Work to be completed ▸
What you return must match the records below exactly, down to each character.

Excerpts from a dataset:
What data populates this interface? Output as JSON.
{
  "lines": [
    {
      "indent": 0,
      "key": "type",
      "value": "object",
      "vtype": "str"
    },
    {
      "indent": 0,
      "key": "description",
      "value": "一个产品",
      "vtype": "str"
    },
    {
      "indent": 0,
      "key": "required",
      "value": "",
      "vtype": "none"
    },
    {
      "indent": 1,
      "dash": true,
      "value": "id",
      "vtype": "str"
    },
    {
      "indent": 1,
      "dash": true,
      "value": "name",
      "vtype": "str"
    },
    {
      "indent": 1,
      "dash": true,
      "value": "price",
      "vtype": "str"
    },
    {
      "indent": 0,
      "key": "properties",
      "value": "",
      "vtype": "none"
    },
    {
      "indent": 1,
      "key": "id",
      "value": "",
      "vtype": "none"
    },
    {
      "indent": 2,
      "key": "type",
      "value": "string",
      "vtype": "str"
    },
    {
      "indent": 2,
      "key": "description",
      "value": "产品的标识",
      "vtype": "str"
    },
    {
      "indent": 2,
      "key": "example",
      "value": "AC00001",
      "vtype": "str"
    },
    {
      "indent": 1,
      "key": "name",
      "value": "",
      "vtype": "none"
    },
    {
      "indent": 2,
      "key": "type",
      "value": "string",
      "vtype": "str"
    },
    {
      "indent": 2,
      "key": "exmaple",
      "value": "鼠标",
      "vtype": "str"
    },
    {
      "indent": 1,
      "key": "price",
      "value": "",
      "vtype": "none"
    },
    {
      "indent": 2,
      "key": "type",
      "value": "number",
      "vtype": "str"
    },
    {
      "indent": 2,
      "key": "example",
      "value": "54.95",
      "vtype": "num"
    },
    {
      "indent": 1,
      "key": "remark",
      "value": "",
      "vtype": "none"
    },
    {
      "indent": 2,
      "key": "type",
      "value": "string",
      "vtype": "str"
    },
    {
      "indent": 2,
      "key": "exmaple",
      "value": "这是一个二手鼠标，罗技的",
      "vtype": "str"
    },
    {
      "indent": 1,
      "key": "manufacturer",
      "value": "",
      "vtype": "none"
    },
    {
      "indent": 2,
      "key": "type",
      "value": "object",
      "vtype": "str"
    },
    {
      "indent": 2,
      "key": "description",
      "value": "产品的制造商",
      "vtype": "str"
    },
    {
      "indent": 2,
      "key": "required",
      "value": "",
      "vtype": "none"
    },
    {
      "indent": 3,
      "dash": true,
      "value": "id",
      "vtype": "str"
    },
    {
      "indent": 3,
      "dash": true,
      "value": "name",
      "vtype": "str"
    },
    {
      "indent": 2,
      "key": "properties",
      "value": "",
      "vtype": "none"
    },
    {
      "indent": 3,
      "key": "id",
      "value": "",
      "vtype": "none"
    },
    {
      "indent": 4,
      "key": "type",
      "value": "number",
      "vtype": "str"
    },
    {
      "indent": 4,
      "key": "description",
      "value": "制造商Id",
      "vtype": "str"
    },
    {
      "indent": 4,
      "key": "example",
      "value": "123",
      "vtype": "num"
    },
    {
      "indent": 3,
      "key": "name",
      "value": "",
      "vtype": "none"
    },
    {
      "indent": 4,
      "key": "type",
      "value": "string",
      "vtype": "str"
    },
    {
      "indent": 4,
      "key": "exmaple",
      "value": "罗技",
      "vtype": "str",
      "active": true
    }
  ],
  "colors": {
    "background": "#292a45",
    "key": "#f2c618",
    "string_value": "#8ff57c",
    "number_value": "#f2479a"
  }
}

Exercise response ▸
What data populates this interface? Output as JSON.
{
  "lines": [
    {
      "indent": 0,
      "key": "type",
      "value": "object",
      "vtype": "str"
    },
    {
      "indent": 0,
      "key": "description",
      "value": "一个产品",
      "vtype": "str"
    },
    {
      "indent": 0,
      "key": "required",
      "value": "",
      "vtype": "none"
    },
    {
      "indent": 1,
      "dash": true,
      "value": "id",
      "vtype": "str"
    },
    {
      "indent": 1,
      "dash": true,
      "value": "name",
      "vtype": "str"
    },
    {
      "indent": 1,
      "dash": true,
      "value": "price",
      "vtype": "str"
    },
    {
      "indent": 0,
      "key": "properties",
      "value": "",
      "vtype": "none"
    },
    {
      "indent": 1,
      "key": "id",
      "value": "",
      "vtype": "none"
    },
    {
      "indent": 2,
      "key": "type",
      "value": "string",
      "vtype": "str"
    },
    {
      "indent": 2,
      "key": "description",
      "value": "产品的标识",
      "vtype": "str"
    },
    {
      "indent": 2,
      "key": "example",
      "value": "AC00001",
      "vtype": "str"
    },
    {
      "indent": 1,
      "key": "name",
      "value": "",
      "vtype": "none"
    },
    {
      "indent": 2,
      "key": "type",
      "value": "string",
      "vtype": "str"
    },
    {
      "indent": 2,
      "key": "exmaple",
      "value": "鼠标",
      "vtype": "str"
    },
    {
      "indent": 1,
      "key": "price",
      "value": "",
      "vtype": "none"
    },
    {
      "indent": 2,
      "key": "type",
      "value": "number",
      "vtype": "str"
    },
    {
      "indent": 2,
      "key": "example",
      "value": "54.95",
      "vtype": "num"
    },
    {
      "indent": 1,
      "key": "remark",
      "value": "",
      "vtype": "none"
    },
    {
      "indent": 2,
      "key": "type",
      "value": "string",
      "vtype": "str"
    },
    {
      "indent": 2,
      "key": "exmaple",
      "value": "这是一个二手鼠标，罗技的",
      "vtype": "str"
    },
    {
      "indent": 1,
      "key": "manufacturer",
      "value": "",
      "vtype": "none"
    },
    {
      "indent": 2,
      "key": "type",
      "value": "object",
      "vtype": "str"
    },
    {
      "indent": 2,
      "key": "description",
      "value": "产品的制造商",
      "vtype": "str"
    },
    {
      "indent": 2,
      "key": "required",
      "value": "",
      "vtype": "none"
    },
    {
      "indent": 3,
      "dash": true,
      "value": "id",
      "vtype": "str"
    },
    {
      "indent": 3,
      "dash": true,
      "value": "name",
      "vtype": "str"
    },
    {
      "indent": 2,
      "key": "properties",
      "value": "",
      "vtype": "none"
    },
    {
      "indent": 3,
      "key": "id",
      "value": "",
      "vtype": "none"
    },
    {
      "indent": 4,
      "key": "type",
      "value": "number",
      "vtype": "str"
    },
    {
      "indent": 4,
      "key": "description",
      "value": "制造商Id",
      "vtype": "str"
    },
    {
      "indent": 4,
      "key": "example",
      "value": "123",
      "vtype": "num"
    },
    {
      "indent": 3,
      "key": "name",
      "value": "",
      "vtype": "none"
    },
    {
      "indent": 4,
      "key": "type",
      "value": "string",
      "vtype": "str"
    },
    {
      "indent": 4,
      "key": "exmaple",
      "value": "罗技",
      "vtype": "str",
      "active": true
    }
  ],
  "colors": {
    "background": "#292a45",
    "key": "#f2c618",
    "string_value": "#8ff57c",
    "number_value": "#f2479a"
  }
}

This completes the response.